> TASK DIRECTIONS
Retype the records in full, and please keep the pictures out of the copy.

> SUPPLIED INFORMATION

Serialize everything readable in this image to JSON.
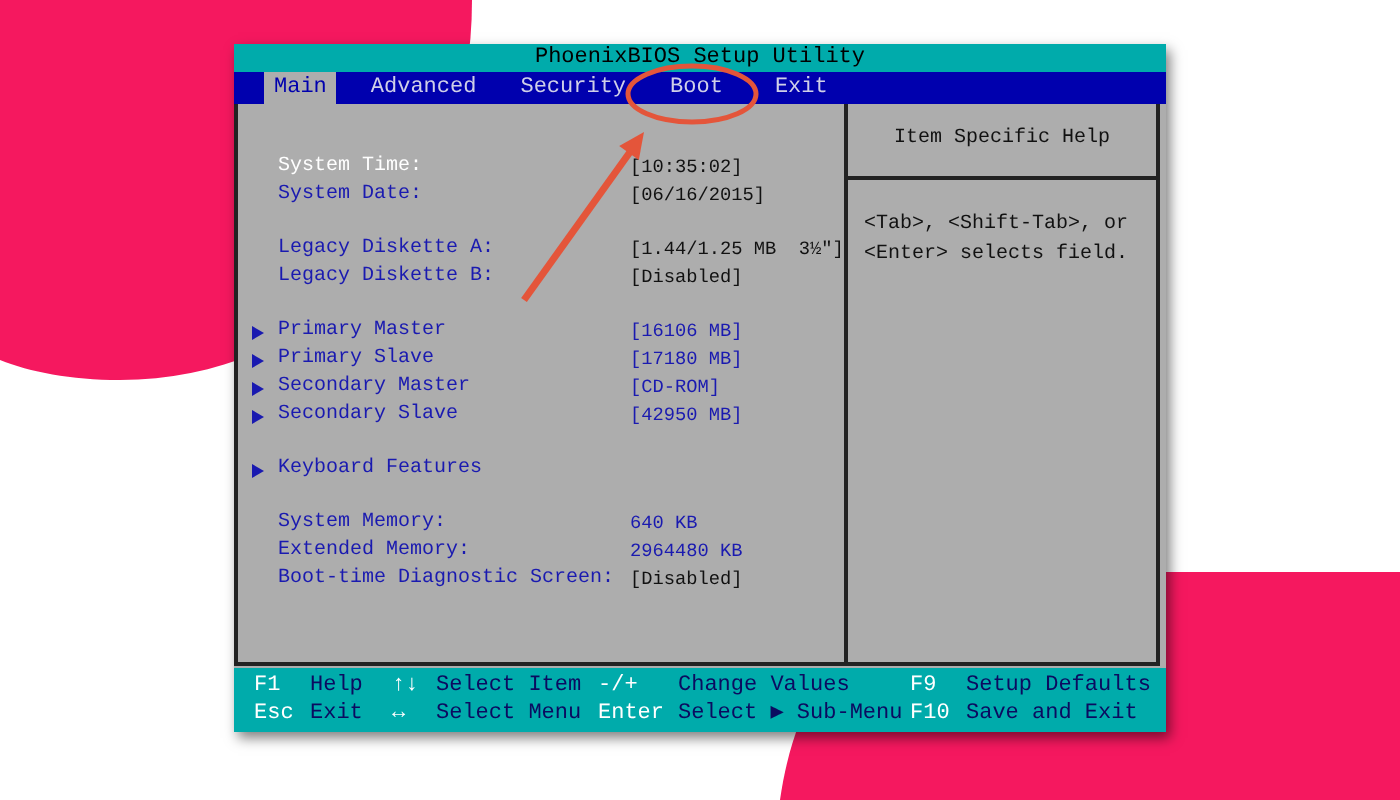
{
  "window": {
    "title": "PhoenixBIOS Setup Utility"
  },
  "menu": [
    {
      "label": "Main",
      "selected": true
    },
    {
      "label": "Advanced",
      "selected": false
    },
    {
      "label": "Security",
      "selected": false
    },
    {
      "label": "Boot",
      "selected": false
    },
    {
      "label": "Exit",
      "selected": false
    }
  ],
  "settings": [
    {
      "rows": [
        {
          "kind": "option",
          "label": "System Time:",
          "value": "[10:35:02]",
          "selected": true
        },
        {
          "kind": "option",
          "label": "System Date:",
          "value": "[06/16/2015]",
          "selected": false
        }
      ]
    },
    {
      "rows": [
        {
          "kind": "option",
          "label": "Legacy Diskette A:",
          "value": "[1.44/1.25 MB  3½\"]",
          "selected": false
        },
        {
          "kind": "option",
          "label": "Legacy Diskette B:",
          "value": "[Disabled]",
          "selected": false
        }
      ]
    },
    {
      "rows": [
        {
          "kind": "submenu",
          "label": "Primary Master",
          "value": "[16106 MB]",
          "selected": false
        },
        {
          "kind": "submenu",
          "label": "Primary Slave",
          "value": "[17180 MB]",
          "selected": false
        },
        {
          "kind": "submenu",
          "label": "Secondary Master",
          "value": "[CD-ROM]",
          "selected": false
        },
        {
          "kind": "submenu",
          "label": "Secondary Slave",
          "value": "[42950 MB]",
          "selected": false
        }
      ]
    },
    {
      "rows": [
        {
          "kind": "submenu",
          "label": "Keyboard Features",
          "selected": false
        }
      ]
    },
    {
      "rows": [
        {
          "kind": "info",
          "label": "System Memory:",
          "value": "640 KB",
          "selected": false
        },
        {
          "kind": "info",
          "label": "Extended Memory:",
          "value": "2964480 KB",
          "selected": false
        },
        {
          "kind": "option",
          "label": "Boot-time Diagnostic Screen:",
          "value": "[Disabled]",
          "selected": false
        }
      ]
    }
  ],
  "help": {
    "title": "Item Specific Help",
    "text": "<Tab>, <Shift-Tab>, or <Enter> selects field."
  },
  "footer": [
    [
      {
        "key": "F1",
        "action": "Help"
      },
      {
        "key": "↑↓",
        "action": "Select Item"
      },
      {
        "key": "-/+",
        "action": "Change Values"
      },
      {
        "key": "F9",
        "action": "Setup Defaults"
      }
    ],
    [
      {
        "key": "Esc",
        "action": "Exit"
      },
      {
        "key": "↔",
        "action": "Select Menu"
      },
      {
        "key": "Enter",
        "action": "Select ▶ Sub-Menu"
      },
      {
        "key": "F10",
        "action": "Save and Exit"
      }
    ]
  ]
}
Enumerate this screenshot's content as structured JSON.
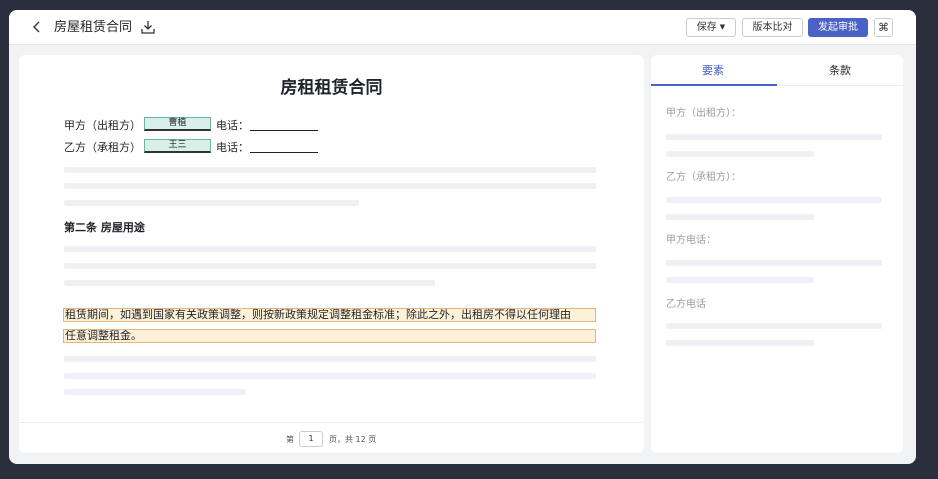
{
  "header": {
    "title": "房屋租赁合同",
    "save_label": "保存",
    "save_caret": "▼",
    "compare_label": "版本比对",
    "submit_label": "发起审批",
    "command_glyph": "⌘"
  },
  "document": {
    "title": "房租租赁合同",
    "party_a": {
      "label": "甲方（出租方）",
      "name": "曹植",
      "phone_label": "电话："
    },
    "party_b": {
      "label": "乙方（承租方）",
      "name": "王三",
      "phone_label": "电话："
    },
    "section_title": "第二条 房屋用途",
    "highlight_line1": "租赁期间，如遇到国家有关政策调整，则按新政策规定调整租金标准；除此之外，出租房不得以任何理由",
    "highlight_line2": "任意调整租金。"
  },
  "pager": {
    "prefix": "第",
    "current_page": "1",
    "suffix": "页，共 12 页"
  },
  "side_panel": {
    "tabs": [
      "要素",
      "条款"
    ],
    "active_tab": "要素",
    "fields": [
      "甲方（出租方）：",
      "乙方（承租方）：",
      "甲方电话：",
      "乙方电话"
    ]
  },
  "colors": {
    "accent": "#4a62c5",
    "highlight_bg": "#fdf1d8",
    "name_field_bg": "#d9efe9"
  },
  "icons": {
    "back": "chevron-left-icon",
    "download": "download-icon"
  }
}
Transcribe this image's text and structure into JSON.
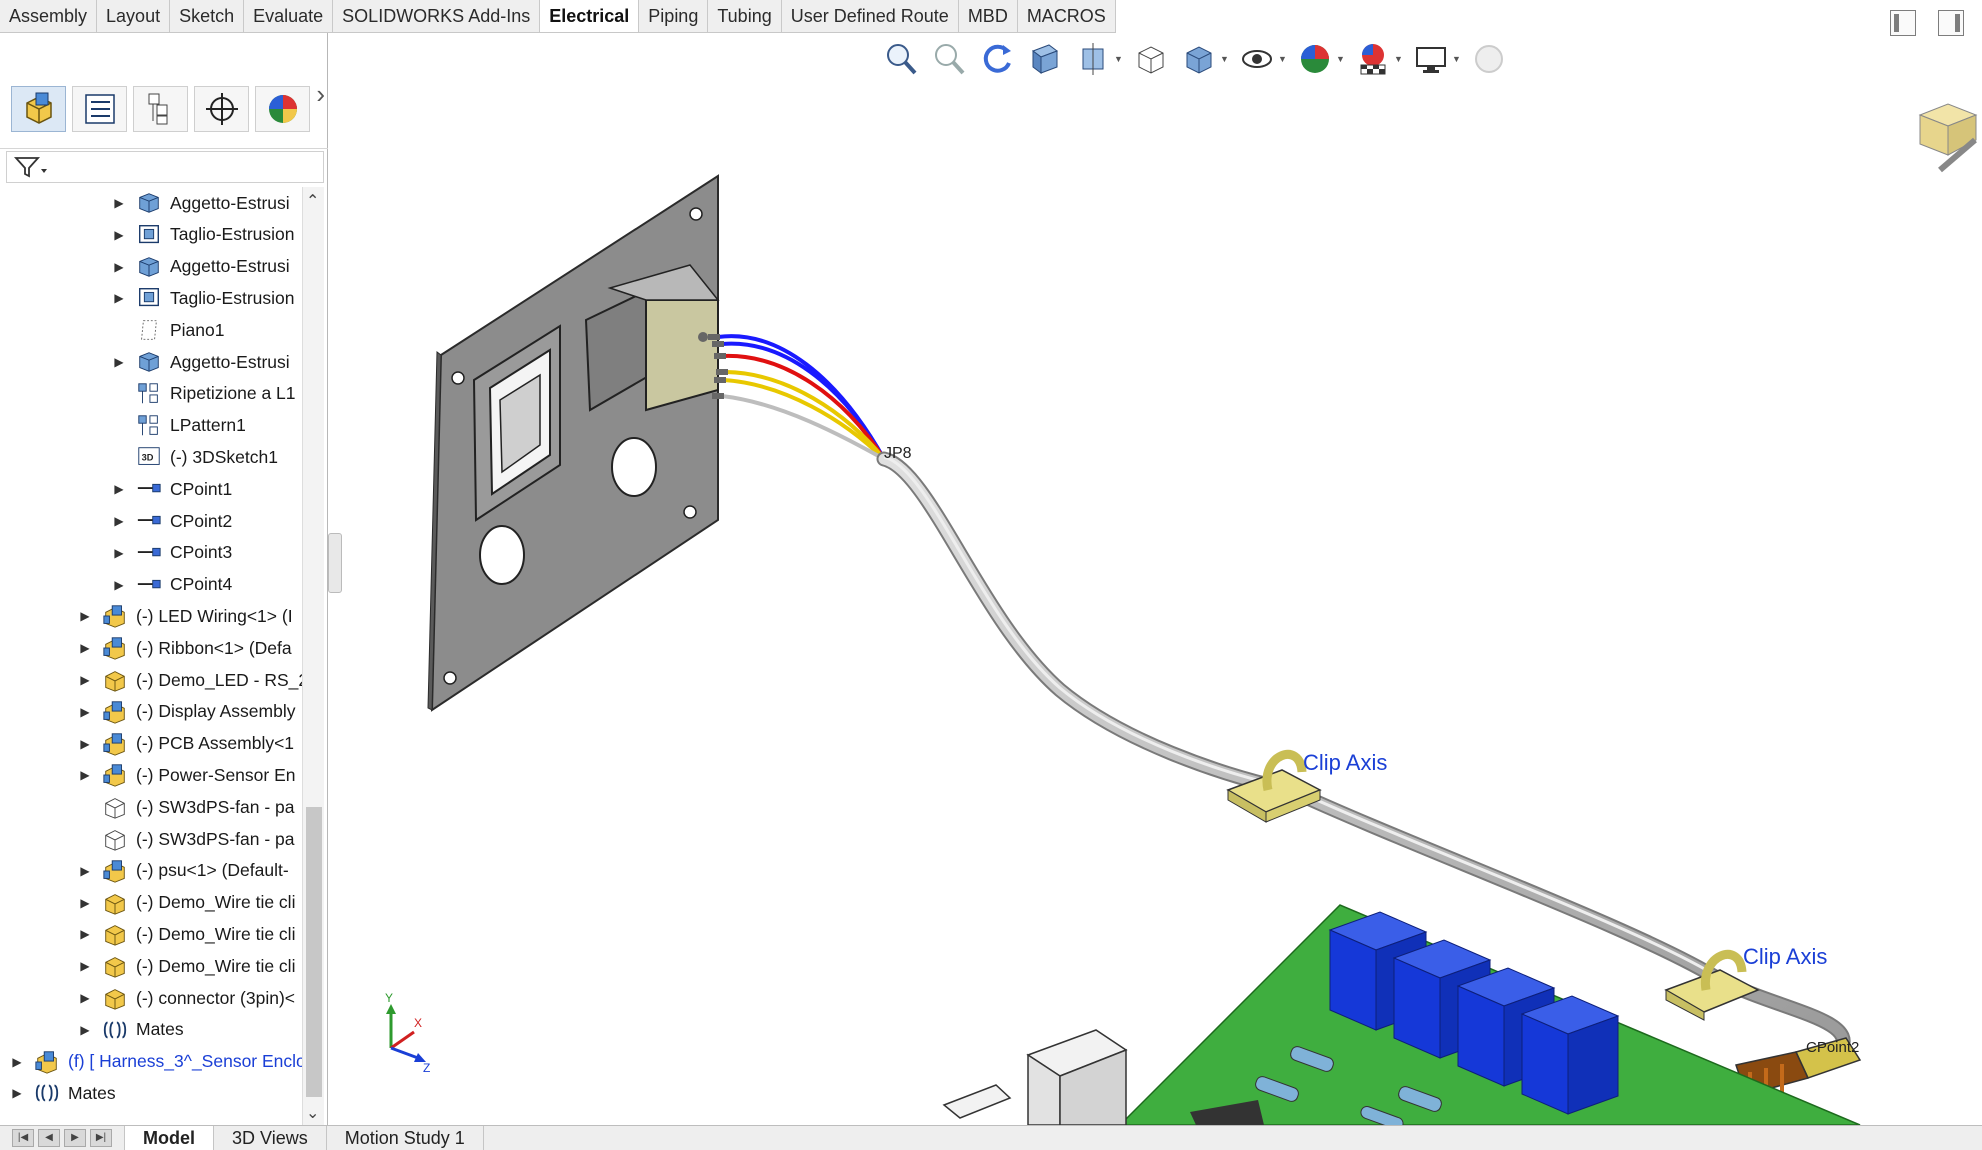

> SOLUTION TO THE EXERCISE
Serialize everything readable in this image to JSON.
{
  "window": {
    "title": "PhoenixBIOS Setup Utility"
  },
  "menu": [
    {
      "label": "Main",
      "selected": true
    },
    {
      "label": "Advanced",
      "selected": false
    },
    {
      "label": "Security",
      "selected": false
    },
    {
      "label": "Boot",
      "selected": false
    },
    {
      "label": "Exit",
      "selected": false
    }
  ],
  "settings": [
    {
      "rows": [
        {
          "kind": "option",
          "label": "System Time:",
          "value": "[10:35:02]",
          "selected": true
        },
        {
          "kind": "option",
          "label": "System Date:",
          "value": "[06/16/2015]",
          "selected": false
        }
      ]
    },
    {
      "rows": [
        {
          "kind": "option",
          "label": "Legacy Diskette A:",
          "value": "[1.44/1.25 MB  3½\"]",
          "selected": false
        },
        {
          "kind": "option",
          "label": "Legacy Diskette B:",
          "value": "[Disabled]",
          "selected": false
        }
      ]
    },
    {
      "rows": [
        {
          "kind": "submenu",
          "label": "Primary Master",
          "value": "[16106 MB]",
          "selected": false
        },
        {
          "kind": "submenu",
          "label": "Primary Slave",
          "value": "[17180 MB]",
          "selected": false
        },
        {
          "kind": "submenu",
          "label": "Secondary Master",
          "value": "[CD-ROM]",
          "selected": false
        },
        {
          "kind": "submenu",
          "label": "Secondary Slave",
          "value": "[42950 MB]",
          "selected": false
        }
      ]
    },
    {
      "rows": [
        {
          "kind": "submenu",
          "label": "Keyboard Features",
          "selected": false
        }
      ]
    },
    {
      "rows": [
        {
          "kind": "info",
          "label": "System Memory:",
          "value": "640 KB",
          "selected": false
        },
        {
          "kind": "info",
          "label": "Extended Memory:",
          "value": "2964480 KB",
          "selected": false
        },
        {
          "kind": "option",
          "label": "Boot-time Diagnostic Screen:",
          "value": "[Disabled]",
          "selected": false
        }
      ]
    }
  ],
  "help": {
    "title": "Item Specific Help",
    "text": "<Tab>, <Shift-Tab>, or <Enter> selects field."
  },
  "footer": [
    [
      {
        "key": "F1",
        "action": "Help"
      },
      {
        "key": "↑↓",
        "action": "Select Item"
      },
      {
        "key": "-/+",
        "action": "Change Values"
      },
      {
        "key": "F9",
        "action": "Setup Defaults"
      }
    ],
    [
      {
        "key": "Esc",
        "action": "Exit"
      },
      {
        "key": "↔",
        "action": "Select Menu"
      },
      {
        "key": "Enter",
        "action": "Select ▶ Sub-Menu"
      },
      {
        "key": "F10",
        "action": "Save and Exit"
      }
    ]
  ]
}
Enumerate this screenshot's content as structured JSON.
{
  "header": {
    "title": "房屋租赁合同",
    "save_label": "保存",
    "save_caret": "▼",
    "compare_label": "版本比对",
    "submit_label": "发起审批",
    "command_glyph": "⌘"
  },
  "document": {
    "title": "房租租赁合同",
    "party_a": {
      "label": "甲方（出租方）",
      "name": "曹植",
      "phone_label": "电话："
    },
    "party_b": {
      "label": "乙方（承租方）",
      "name": "王三",
      "phone_label": "电话："
    },
    "section_title": "第二条 房屋用途",
    "highlight_line1": "租赁期间，如遇到国家有关政策调整，则按新政策规定调整租金标准；除此之外，出租房不得以任何理由",
    "highlight_line2": "任意调整租金。"
  },
  "pager": {
    "prefix": "第",
    "current_page": "1",
    "suffix": "页，共 12 页"
  },
  "side_panel": {
    "tabs": [
      "要素",
      "条款"
    ],
    "active_tab": "要素",
    "fields": [
      "甲方（出租方）：",
      "乙方（承租方）：",
      "甲方电话：",
      "乙方电话"
    ]
  },
  "colors": {
    "accent": "#4a62c5",
    "highlight_bg": "#fdf1d8",
    "name_field_bg": "#d9efe9"
  },
  "icons": {
    "back": "chevron-left-icon",
    "download": "download-icon"
  }
}
Transcribe this image's text and structure into JSON.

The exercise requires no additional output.